Abusing privileged file operations on Windows
This talk presents how some file operations by privileged processes can be abused to escalate privileges on Windows. It will summarize techniques to exploit such vulnerabilities on Windows, and walk through practical examples of actual bugs found and exploited in common software products.
This talk presents how some file operations performed by privileged processes can be abused to escalate privileges on Windows. It will summarize techniques to exploit such vulnerabilities on Windows, then walk through practical examples of actual bugs found and exploited in common software products.
The first part is a quick intro/recap of what this type of bug is: file operations by a privileged process on user-controllable filesystem resources. It will mention common tools that can be used to identify this type of bugs in privileged processes and assess their exploitability.

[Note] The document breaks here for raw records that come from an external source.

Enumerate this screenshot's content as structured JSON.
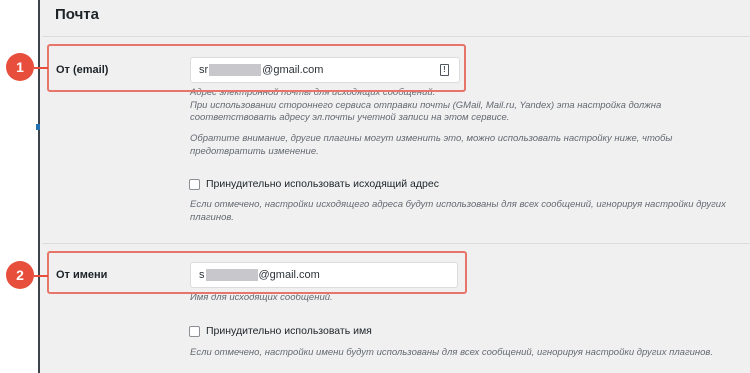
{
  "section": {
    "title": "Почта"
  },
  "from_email": {
    "label": "От (email)",
    "value_prefix": "sr",
    "value_suffix": "@gmail.com",
    "field_icon": "info-icon",
    "field_icon_glyph": "!",
    "desc_1": "Адрес электронной почты для исходящих сообщений.",
    "desc_2": "При использовании стороннего сервиса отправки почты (GMail, Mail.ru, Yandex) эта настройка должна",
    "desc_3": "соответствовать адресу эл.почты учетной записи на этом сервисе.",
    "desc_4": "Обратите внимание, другие плагины могут изменить это, можно использовать настройку ниже, чтобы",
    "desc_5": "предотвратить изменение.",
    "force_label": "Принудительно использовать исходящий адрес",
    "force_desc_1": "Если отмечено, настройки исходящего адреса будут использованы для всех сообщений, игнорируя настройки других",
    "force_desc_2": "плагинов."
  },
  "from_name": {
    "label": "От имени",
    "value_prefix": "s",
    "value_suffix": "@gmail.com",
    "desc": "Имя для исходящих сообщений.",
    "force_label": "Принудительно использовать имя",
    "force_desc": "Если отмечено, настройки имени будут использованы для всех сообщений, игнорируя настройки других плагинов."
  },
  "annotations": {
    "marker_1": "1",
    "marker_2": "2",
    "color": "#e84e3c"
  }
}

The talk will then describe various techniques available to exploit file operations from unprivileged user processes on NTFS filesystems: junctions/mount points, object manager symlinks, opportunistic locks and combinations of the above, summarizing previous research & tools by James Foreshaw.
The example of a privileged log file write – the typical bug for this bug class – is used to outline requirements and exploitation strategies for arbitrary file write bugs and which types of operations/conditions are typically exploitable.
The next part will focus on file operations performed by AVs, which are especially prone to file manipulation bugs in their file scanning/quarantine/delete/restore features. Through another example bug, it will show why file operations happening during quarantine are especially interesting, then give a few tips on exploiting arbitrary file deletion.
The conclusion will show some impacted software and bugs found during this research, and give some advice to vendors & defenders.